Make no mistake: the FAFSA is your free ticket to free money for college and grad school. And you have nothing to lose and a whole lot to gain from spending the 30 minutes it takes to fill it out. Time is of the essence too; students who file ASAP (which used to be after January 1, but now it's after October 1! More on that here) get twice as much money on average, because those dollars are first come, first served.
What are you waiting for? Oh, you’re waiting for FAFSA help? Well, we collected our best CollegeXpress advice and links to some of our favorite resources.
CollegeXpress FAFSA help
- How to Fill Out the FAFSA Step by Step: Turns out filling out the FAFSA is not as hard as you think!
- Do I have to file a FAFSA? Long story short, you don't have to fill out a FAFSA, but there's really no reason not to. These experts explain.
- 8 Things You Need to Do Before Filing the FAFSA: Make sure you and your parents do these eight things before you get ready to file the FAFSA.
- 6 Common FAFSA Mistakes: Filing the FAFSA doesn't have to be tricky—as long as you know what mistakes to avoid. This infographic will help.
Outside FAFSA resources
- FAFSA Help: Straight from the horse’s mouth. And by “horse” we mean US Department of Education’s fafsa.ed.gov, aka the FAFSA's online application portal.
- Federal Student Aid: Beyond the FAFSA application site, the Department of Ed covers a ton of common FAFSA questions on their website, like what to do if your parents are divorced.
- Getting Ready to Tackle the FAFSA: This is just one of several helpful FAFSA articles by college guru Lynn O'Shaughnessy at her College Solution blog (also a great site for general college admission help!).

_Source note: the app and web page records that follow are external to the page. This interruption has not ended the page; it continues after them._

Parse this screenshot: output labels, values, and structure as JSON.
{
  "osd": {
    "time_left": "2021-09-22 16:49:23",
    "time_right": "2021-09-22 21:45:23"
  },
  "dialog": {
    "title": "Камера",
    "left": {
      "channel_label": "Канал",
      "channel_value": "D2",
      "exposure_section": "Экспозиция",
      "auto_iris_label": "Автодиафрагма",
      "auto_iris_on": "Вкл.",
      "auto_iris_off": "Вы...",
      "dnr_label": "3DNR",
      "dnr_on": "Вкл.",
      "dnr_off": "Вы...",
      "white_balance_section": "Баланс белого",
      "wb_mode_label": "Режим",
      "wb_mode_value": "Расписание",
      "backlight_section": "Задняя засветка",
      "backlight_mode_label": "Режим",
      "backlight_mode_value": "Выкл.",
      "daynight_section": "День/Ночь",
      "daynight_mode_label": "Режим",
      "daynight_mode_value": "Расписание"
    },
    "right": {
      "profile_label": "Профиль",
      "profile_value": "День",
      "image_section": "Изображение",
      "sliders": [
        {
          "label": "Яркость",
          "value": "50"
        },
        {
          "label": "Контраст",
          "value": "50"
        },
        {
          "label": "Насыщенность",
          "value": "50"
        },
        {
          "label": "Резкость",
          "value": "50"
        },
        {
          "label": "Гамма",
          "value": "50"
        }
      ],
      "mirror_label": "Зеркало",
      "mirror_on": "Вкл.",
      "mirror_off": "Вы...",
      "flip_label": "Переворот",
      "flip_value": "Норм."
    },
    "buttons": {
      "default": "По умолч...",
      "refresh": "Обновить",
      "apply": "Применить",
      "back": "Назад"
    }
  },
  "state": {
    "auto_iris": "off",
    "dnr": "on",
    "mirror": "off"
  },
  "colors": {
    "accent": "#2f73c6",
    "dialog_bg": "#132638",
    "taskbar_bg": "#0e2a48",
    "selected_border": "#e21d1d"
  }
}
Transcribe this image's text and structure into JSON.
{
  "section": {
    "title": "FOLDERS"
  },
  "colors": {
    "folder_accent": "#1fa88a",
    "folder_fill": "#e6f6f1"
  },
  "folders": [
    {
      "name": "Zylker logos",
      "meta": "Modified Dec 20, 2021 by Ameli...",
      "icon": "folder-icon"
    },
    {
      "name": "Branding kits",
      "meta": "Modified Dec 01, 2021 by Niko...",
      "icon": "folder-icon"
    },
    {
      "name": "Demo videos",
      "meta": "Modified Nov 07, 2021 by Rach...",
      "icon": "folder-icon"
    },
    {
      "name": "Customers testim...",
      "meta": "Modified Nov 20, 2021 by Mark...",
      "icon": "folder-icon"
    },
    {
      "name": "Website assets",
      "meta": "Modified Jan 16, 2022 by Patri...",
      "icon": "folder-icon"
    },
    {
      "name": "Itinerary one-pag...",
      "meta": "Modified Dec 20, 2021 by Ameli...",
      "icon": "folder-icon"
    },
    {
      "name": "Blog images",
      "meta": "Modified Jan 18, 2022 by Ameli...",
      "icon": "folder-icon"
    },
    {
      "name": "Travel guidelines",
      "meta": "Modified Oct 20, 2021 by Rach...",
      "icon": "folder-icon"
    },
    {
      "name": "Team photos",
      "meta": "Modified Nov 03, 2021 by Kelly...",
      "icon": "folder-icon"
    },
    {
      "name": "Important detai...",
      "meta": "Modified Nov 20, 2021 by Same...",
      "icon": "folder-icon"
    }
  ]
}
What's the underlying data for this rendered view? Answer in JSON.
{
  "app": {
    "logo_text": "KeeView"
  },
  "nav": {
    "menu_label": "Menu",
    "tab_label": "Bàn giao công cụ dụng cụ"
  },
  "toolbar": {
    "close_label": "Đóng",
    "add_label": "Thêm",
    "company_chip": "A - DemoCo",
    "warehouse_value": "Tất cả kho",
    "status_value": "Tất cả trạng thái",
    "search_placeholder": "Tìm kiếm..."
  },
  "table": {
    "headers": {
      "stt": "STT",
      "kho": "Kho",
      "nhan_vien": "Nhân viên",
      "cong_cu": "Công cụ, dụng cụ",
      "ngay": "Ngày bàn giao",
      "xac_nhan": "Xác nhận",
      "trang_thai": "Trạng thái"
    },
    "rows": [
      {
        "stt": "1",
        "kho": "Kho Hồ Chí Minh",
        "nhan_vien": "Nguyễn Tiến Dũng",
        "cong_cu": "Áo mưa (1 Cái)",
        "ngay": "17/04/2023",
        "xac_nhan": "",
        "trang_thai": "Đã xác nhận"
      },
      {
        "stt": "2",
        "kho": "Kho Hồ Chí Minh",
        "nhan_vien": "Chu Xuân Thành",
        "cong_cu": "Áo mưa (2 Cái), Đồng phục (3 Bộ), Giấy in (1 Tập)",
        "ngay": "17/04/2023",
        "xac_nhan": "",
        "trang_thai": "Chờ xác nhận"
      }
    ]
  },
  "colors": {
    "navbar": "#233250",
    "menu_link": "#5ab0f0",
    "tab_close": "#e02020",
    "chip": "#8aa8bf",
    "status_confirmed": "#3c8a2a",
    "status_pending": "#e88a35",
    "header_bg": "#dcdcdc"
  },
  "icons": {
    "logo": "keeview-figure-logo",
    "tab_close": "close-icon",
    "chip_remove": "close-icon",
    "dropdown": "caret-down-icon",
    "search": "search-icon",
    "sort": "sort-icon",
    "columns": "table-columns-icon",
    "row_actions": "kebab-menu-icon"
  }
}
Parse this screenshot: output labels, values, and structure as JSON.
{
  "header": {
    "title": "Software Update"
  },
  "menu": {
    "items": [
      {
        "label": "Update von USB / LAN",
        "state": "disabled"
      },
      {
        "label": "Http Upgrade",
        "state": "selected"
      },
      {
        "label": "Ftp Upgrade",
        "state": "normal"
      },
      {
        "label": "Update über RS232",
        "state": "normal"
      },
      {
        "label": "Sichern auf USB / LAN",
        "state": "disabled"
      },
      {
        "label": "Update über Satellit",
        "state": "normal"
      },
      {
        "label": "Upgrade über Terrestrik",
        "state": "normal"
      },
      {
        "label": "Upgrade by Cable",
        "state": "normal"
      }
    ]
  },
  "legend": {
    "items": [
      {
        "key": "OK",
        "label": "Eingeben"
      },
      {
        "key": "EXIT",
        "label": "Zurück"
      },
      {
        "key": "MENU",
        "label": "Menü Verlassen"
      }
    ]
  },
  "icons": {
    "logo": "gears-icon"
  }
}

- Filing the FAFSA: When it comes to college financial aid advice, it doesn’t get much better than Mark Kantrowitz and David Levy. They’re the brains behind Edvisors, they’ll let you download their Filing the FAFSA e-book for free!
You'll find plenty of tips online for filing the FAFSA, but, really, we find you don't need much. The Department of Education's website tackles a lot of the more complicated questions, and if your parents need more help, they're probably better off talking to a financial aid rep at your (intended) college and/or a professional financial advisor. But! If you know of any killer financial aid advice or resources we should check out, let us know in the comments.